Friday, June 19, 2009

Waters on Wright on Justification

Waters here identifies one of Tom Wright's chief weaknesses:
Wright's discussion of good works and final justification merits two observations. First, some of Wright's critics may indeed deny a final judgment according to works. His Reformed critics do not. They deny a final judgment on the basis of works, but they do not deny a final judgment according to works. In other words, the believer's conduct is not the basis upon which he will sustain God's final judgment. Instead, his conduct will publicly show the Christian to be who he already is: a person justified solely on the basis of the imputed righteousness of Christ, received through faith. If Wright understands the Reformational doctrine of justification by faith alone to necessitate much less to permit a denial of final judgment according to works, then he has been misinformed. Reformed readers' do not object to Wright's insistence that there shall be a final judgment of the believer at the Day of Judgment. They have objected to what he claims are the place or role of the believer's works in final justification. [source]
I've long believed that, for all his good, Wright does himself, his work, and the Church a great disservice by failing to actually know what he is talking about when discussing Reformed theology - and I wouldn't be surprised if he has failed as much with the Lutherans. One of the first things I noticed when I first read Ridderbos, was how remarkably similar his work was to Wright's (though with some obvious differences as well). A scholar as accomplished as Wright should simply know better - and really, all the grief he's gotten from Reformed folk is really what he deserves for not taking the time to first become well-read in Reformed systematics and biblical theology before attempting to make corrections to it.
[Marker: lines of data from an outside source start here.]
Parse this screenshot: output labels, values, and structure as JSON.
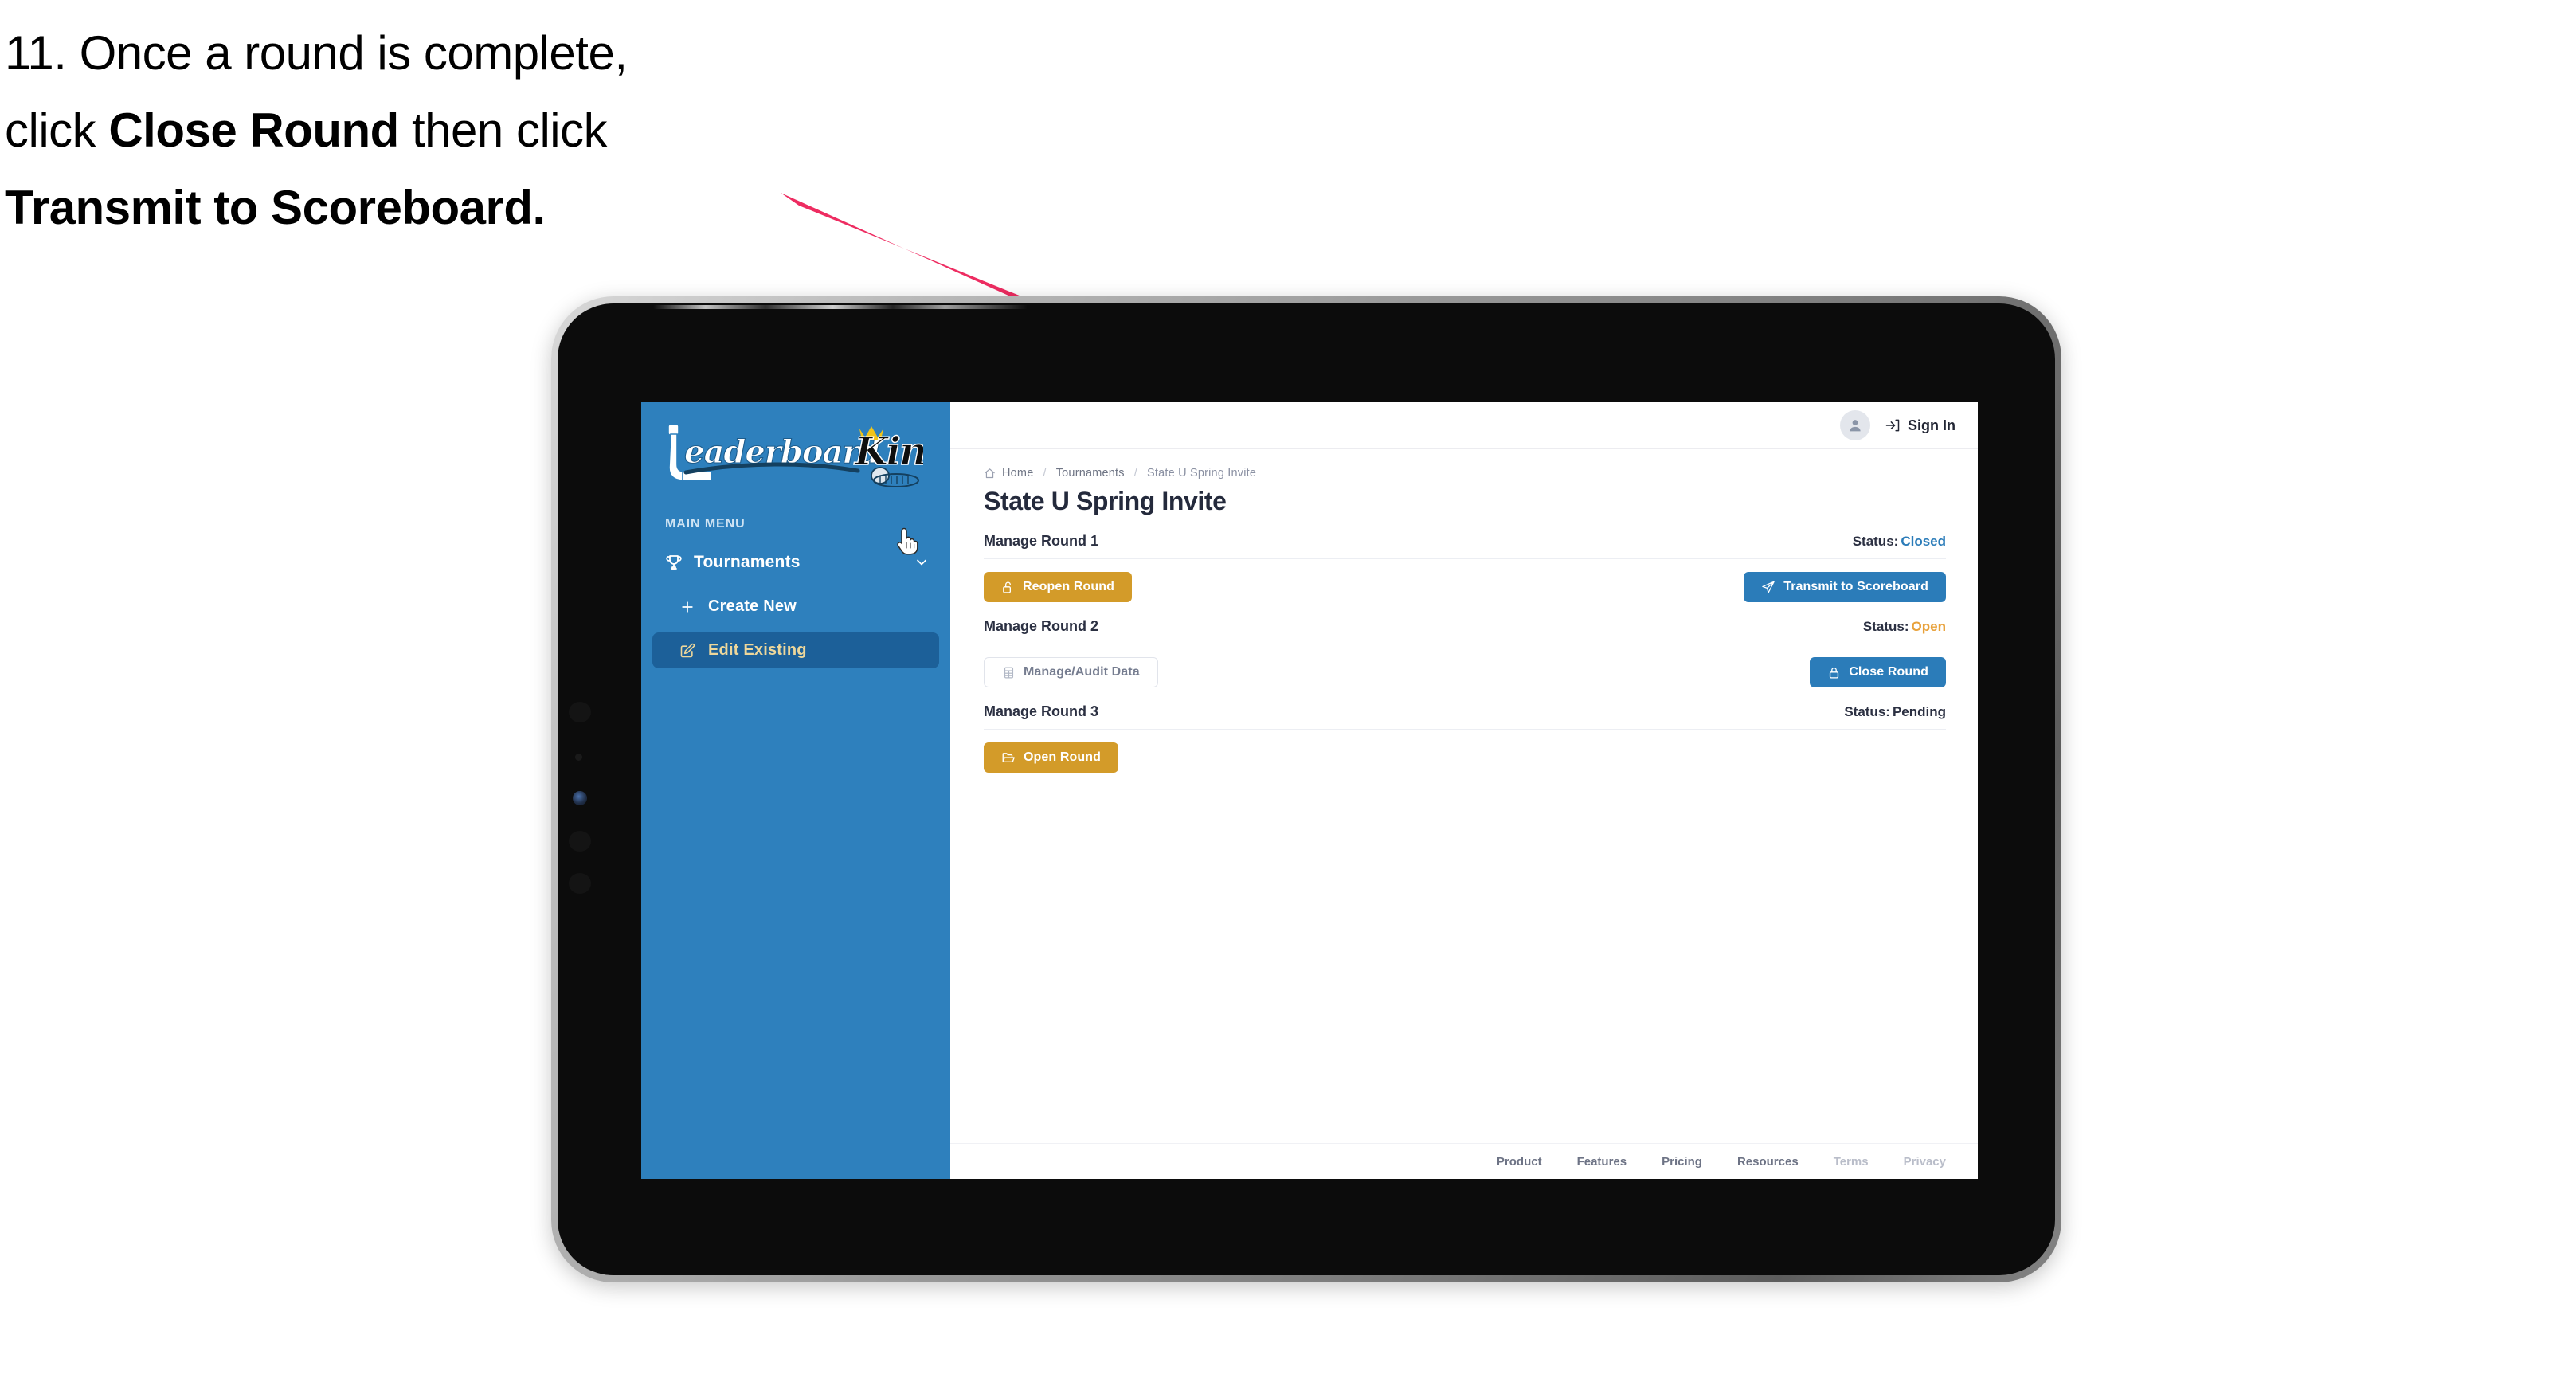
{
  "caption": {
    "line1_prefix": "11. Once a round is complete,",
    "line2_prefix": "click ",
    "line2_bold": "Close Round",
    "line2_suffix": " then click",
    "line3_bold": "Transmit to Scoreboard."
  },
  "colors": {
    "arrow": "#ee2c61",
    "sidebar_blue": "#2e80bd",
    "sidebar_active_blue": "#1c6099",
    "sidebar_active_text": "#edd79b",
    "primary_blue": "#2b7cb9",
    "gold": "#d39b29",
    "status_closed": "#2b7cb9",
    "status_open": "#e8a13a",
    "status_pending": "#2b3042",
    "title_dark": "#242a3c"
  },
  "sidebar": {
    "logo_text_1": "Leaderboard",
    "logo_text_2": "King",
    "menu_label": "MAIN MENU",
    "items": [
      {
        "label": "Tournaments",
        "icon": "trophy-icon",
        "chevron": "chevron-down-icon",
        "active": false
      },
      {
        "label": "Create New",
        "icon": "plus-icon",
        "active": false
      },
      {
        "label": "Edit Existing",
        "icon": "edit-pencil-icon",
        "active": true
      }
    ]
  },
  "topbar": {
    "avatar_icon": "user-avatar-icon",
    "signin_icon": "sign-in-arrow-icon",
    "signin_label": "Sign In"
  },
  "breadcrumb": {
    "home_icon": "home-icon",
    "items": [
      "Home",
      "Tournaments",
      "State U Spring Invite"
    ],
    "separator": "/"
  },
  "page": {
    "title": "State U Spring Invite"
  },
  "rounds": [
    {
      "title": "Manage Round 1",
      "status_label": "Status:",
      "status_value": "Closed",
      "status_color": "#2b7cb9",
      "left_button": {
        "label": "Reopen Round",
        "icon": "unlock-icon",
        "style": "gold"
      },
      "right_button": {
        "label": "Transmit to Scoreboard",
        "icon": "paper-plane-icon",
        "style": "blue"
      }
    },
    {
      "title": "Manage Round 2",
      "status_label": "Status:",
      "status_value": "Open",
      "status_color": "#e8a13a",
      "left_button": {
        "label": "Manage/Audit Data",
        "icon": "table-grid-icon",
        "style": "ghost"
      },
      "right_button": {
        "label": "Close Round",
        "icon": "lock-icon",
        "style": "blue"
      }
    },
    {
      "title": "Manage Round 3",
      "status_label": "Status:",
      "status_value": "Pending",
      "status_color": "#2b3042",
      "left_button": {
        "label": "Open Round",
        "icon": "folder-open-icon",
        "style": "gold"
      },
      "right_button": null
    }
  ],
  "footer": {
    "links": [
      {
        "label": "Product",
        "dim": false
      },
      {
        "label": "Features",
        "dim": false
      },
      {
        "label": "Pricing",
        "dim": false
      },
      {
        "label": "Resources",
        "dim": false
      },
      {
        "label": "Terms",
        "dim": true
      },
      {
        "label": "Privacy",
        "dim": true
      }
    ]
  },
  "cursor": {
    "icon": "hand-pointer-cursor"
  }
}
Jake Belder said...

This is really interesting. I was sitting in on a ThM class this week taught by Frank James on post-Reformation theological developments, and he brought out the fact, as you allude to here, that when it comes to some of the Reformed and Lutheran doctrines Wright simply has not done his homework. It's unfortunate. He certainly would have a lot more to offer if he took all the relevant perspectives into account.

Pastor Shane Waters said...

I like the post subject line. :)

Scott Schultz said...

@Shane - I thought you might.

@Jake - Indeed. And I've more to say on the subject later.

Fearsome Comrade said...

He's even worse with the Lutherans. He made some offhand comments about Luther a few years ago that basically identified pietistic evangelicalism with his theology, and a number of Reformation scholars took him to task on it. His response? He hadn't read any Luther in at least twenty years.

The problem is that Wright frequently embarks upon critique of Luther and Reformation theology. In doing so, he commits what his most ardent admirers accuse all his detractors of--failing to understand something well before criticizing it. (Of course, judging by his fans' rhetoric, informed criticism of Wright is an oxymoron.)